By John C. Hulsman
As American industrial titan Henry Ford put it: “The only real mistake is the one from which we learn nothing.” Right off the bat, we are about to find out if the incoming administration of President Joe Biden is fixed in its wrongheaded Wilsonian ways, or is truly capable of learning that the world has radically and genuinely changed.
For gone are the days that the Biden team yearns for, either the tight bipolarity of the Cold War (when both the US and the USSR truly called the shots, generally imposing their will on their allies) or the unipolar American moment, when following the collapse of the Soviet Union, the US briefly found itself the only superpower on the planet. Now, instead, our new age is one characterised by loose bipolarity, with the US and China as the two undisputed superpowers, but with great powers India, Japan, the Anglosphere countries, the EU, and Russia just beneath—all fully capable of crafting their own independent foreign policy course.
But even here the US has an advantage, as the basic strategic choice for India, Japan, the EU, and the Anglosphere is between neutralism and a US tilt, while the basic choice for Russia is between an alliance with China or neutralism. This gives the US an unthought-of gigantic advantage, but only if it acknowledges the relative freedom of the great powers to decide their course for themselves. The Americans need to woo them into their camp, and to accept that prospective allies—for specific reasons of their own—may eschew alliance with America, and instead hew to a neutralist course.
This new geostrategic reality is about to collide fully with the Biden team’s sunny, EU-first view, itself a remnant of the long-past Cold War. For the basic realist truth is that the EU, due to German mercantilism and French Gaullism, is firmly drifting into the neutralist camp.
A thought experiment makes this clear in policy terms. Imagine what Biden’s first phone conversation with Chancellor Angela Merkel, the most powerful single EU decision-maker, will sound like. “Angela, it’s a pleasure to work with you and your government, as we share a fundamental commitment to the same norms, values and interests.
And now that Trump is out of the way, please do spend more money on your defense (Berlin spent a paltry 1.3 percent of GDP in 2019), let’s champion Navalny and human rights in Russia by you curtailing the almost-built Nord Stream 2 pipeline, please have the EU take care of its Balkan and North African backyard while we focus on China, remove Huawei from your telecoms systems, and pivot with us to jointly take on Beijing itself.” Mrs Merkel will then look embarrassedly at her shoes and do nothing. Then, and only then, will the Biden White House realise the practical extent of their problem with the EU. Just recently, with rather unseemly haste, the EU went ahead (over the objections of the Biden team) and signed an investment agreement with China, just as the new White House was castigating Beijing for its egregious human rights violations against the Uighurs in Xinjiang province, and as the Chinese air force brazenly violated Taiwan’s air space.
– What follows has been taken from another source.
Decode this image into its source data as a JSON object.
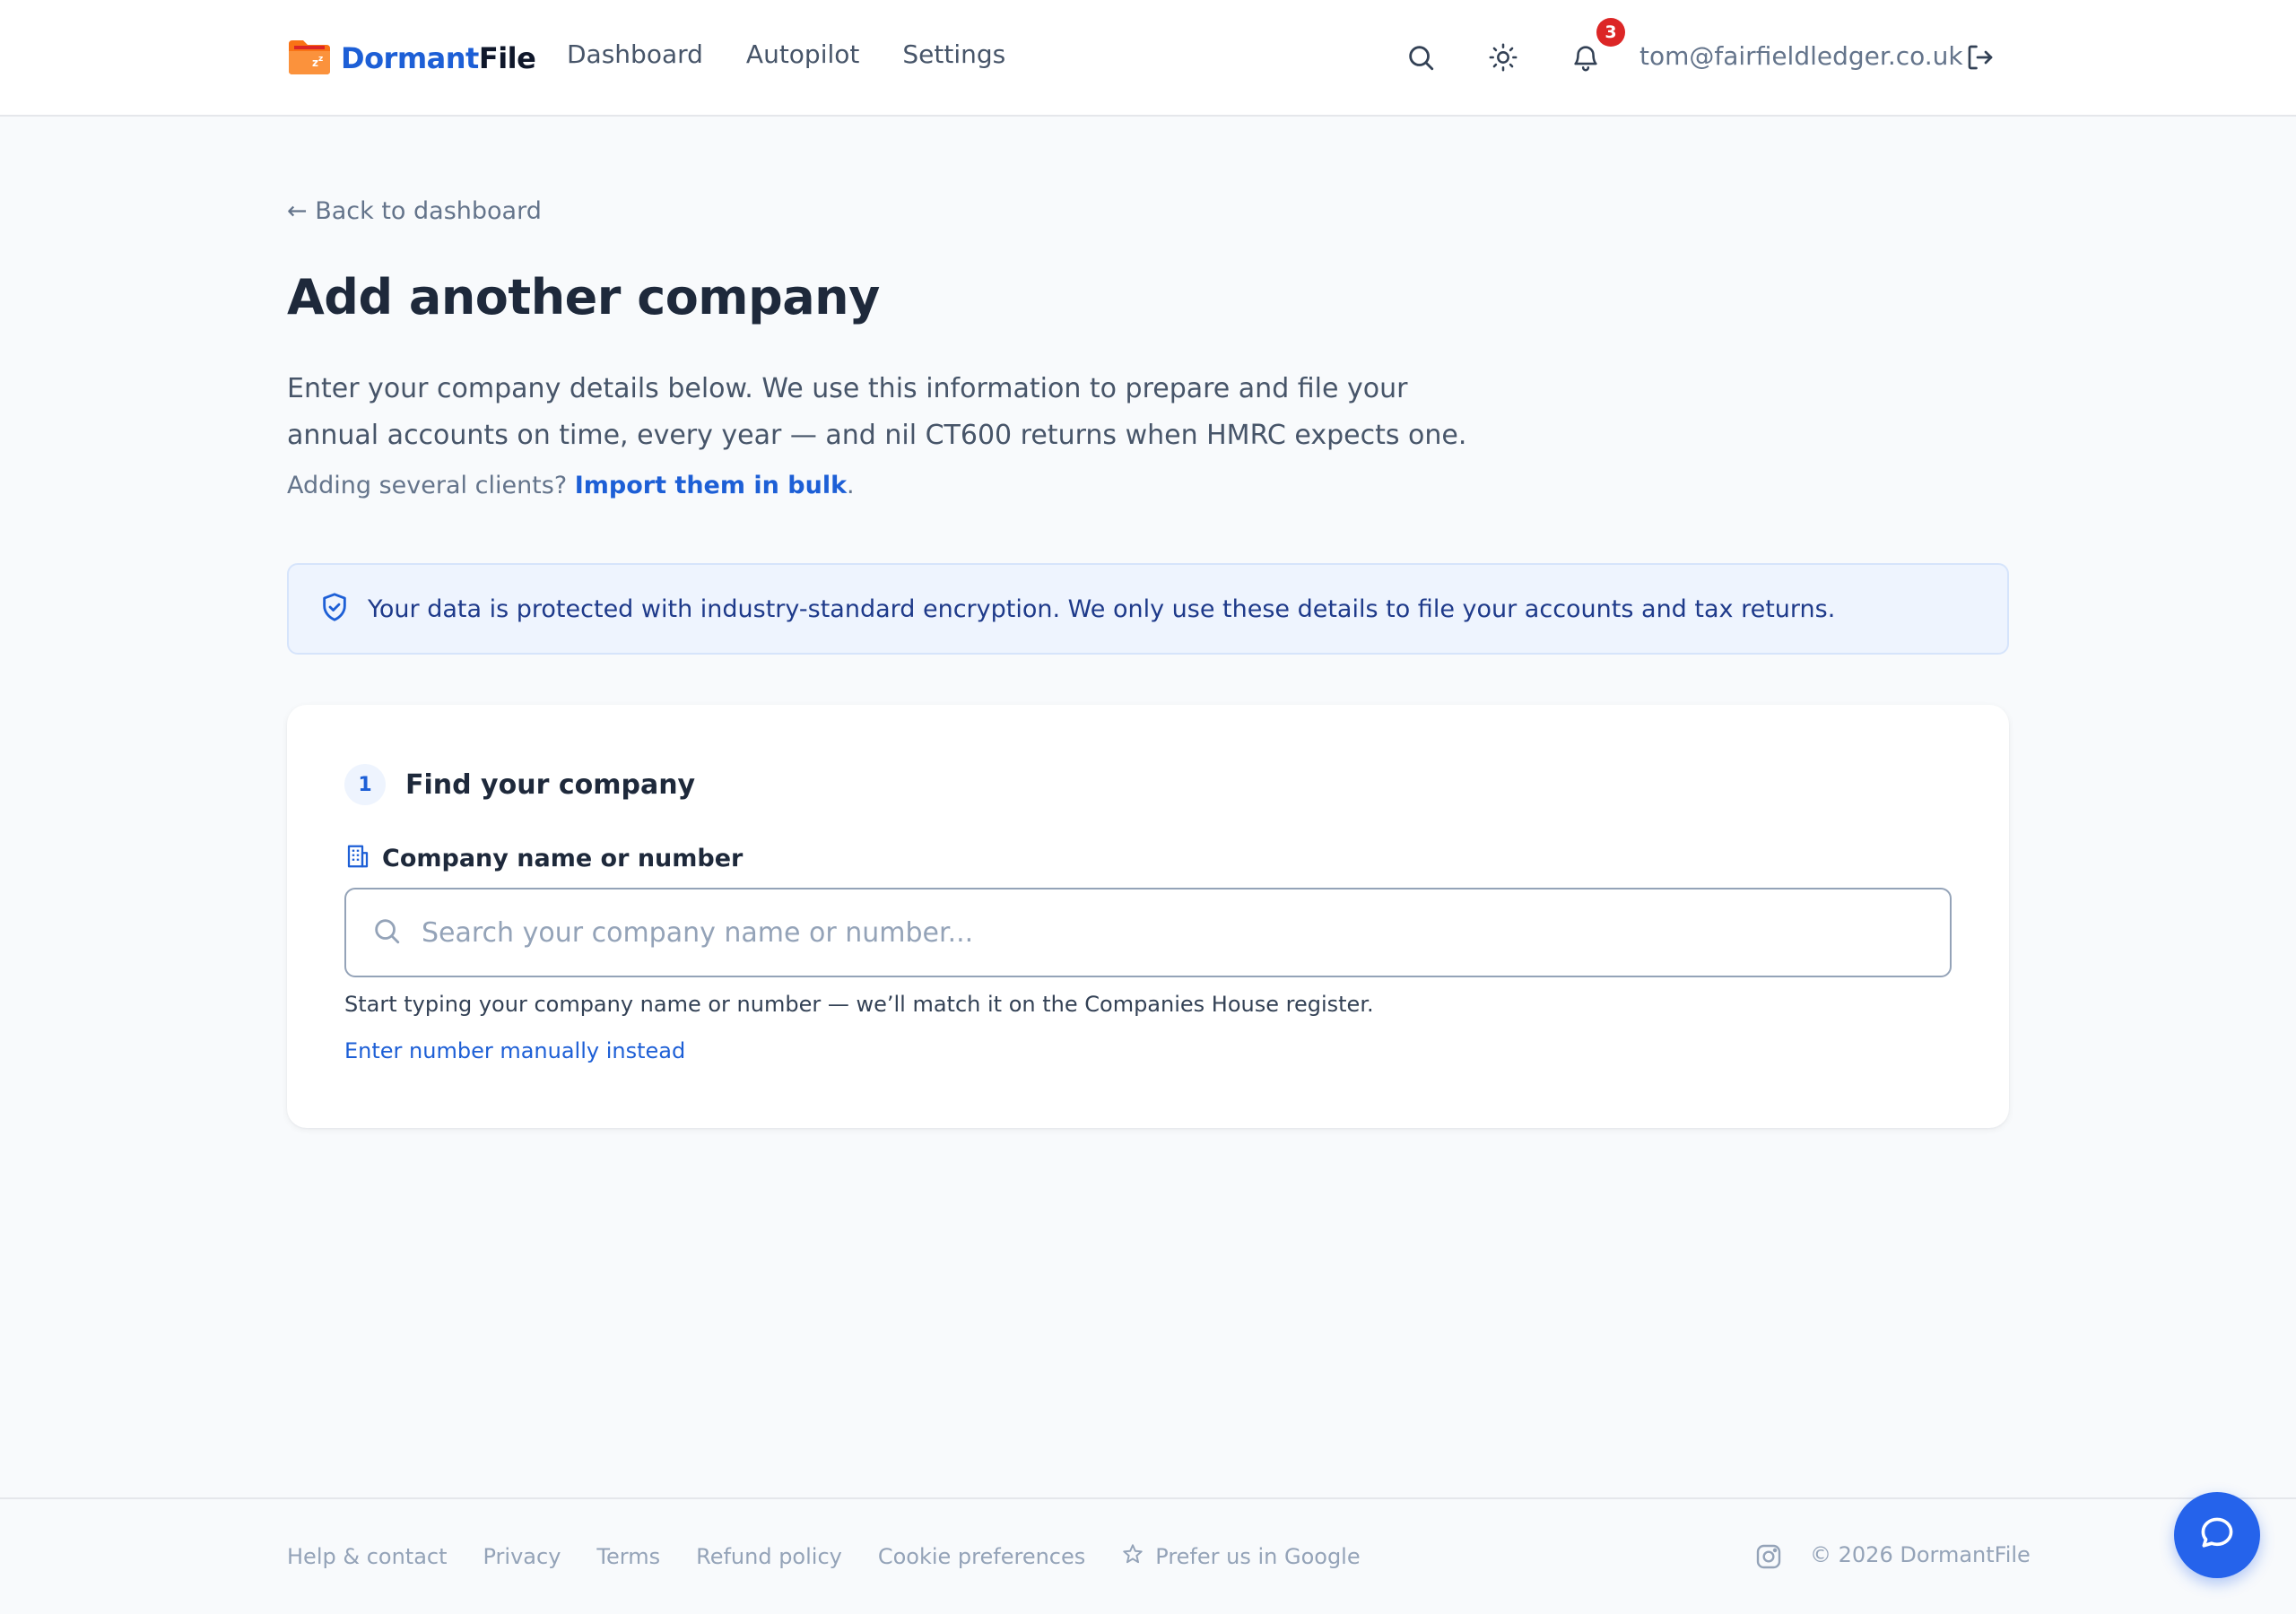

The comments of the new German CDU leader, Armin Laschet (firmly in the Russophile wing of the party), have not helped either. Laschet said Germany’s attitudes towards Beijing might be different if it did not have a car industry (fully one in every two Volkswagons is sold in China). It is clear that German mercantilism is leading the EU to accommodate both Beijing and Moscow, rather than viewing them primarily as geostrategic rivals.
The key strategic question will soon be a very different one than the Europe-first Wilsonian Biden team had counted on. Given the EU’s increasing neutralism in the brewing Sino-American Cold War, who then can the US count on as allies? The good news for the White House is that there is a different approach readily to hand which answers this vital question perfectly. America’s natural allies in the new era are an alliance of great powers Japan and India, coupled with the Anglosphere (Australia, New Zealand, Canada, and the UK).
All of these countries see Chinese expansionism in Asia as the primary threat to the global order. All have decided to limit Huawei’s involvement in their telecoms systems (unlike the EU). All already work together through a series of interlocking groupings, be it the Quadrilateral Initiative (India, Japan, the US, and Australia) through the CPTPP trading initiative, or through the Five Eyes intelligence-gathering consortium (US, UK, Canada, Australia, New Zealand). This informal, but vital, great power grouping is the obvious, organic, already-existing, alternative to begging the Europeans to do things they simply will not, based on their very different understanding of the new era.
I am cheered by the old Washington adage that “Americans talk like hippies, but act like gangsters.” Simply put, after naively and wrongheadedly looking at the world through rose-coloured glasses, the US usually comes to its senses, intellectually adjusts, and acts based on its own concrete interests.
And all those interests point to this new Asia-first, great power alliance.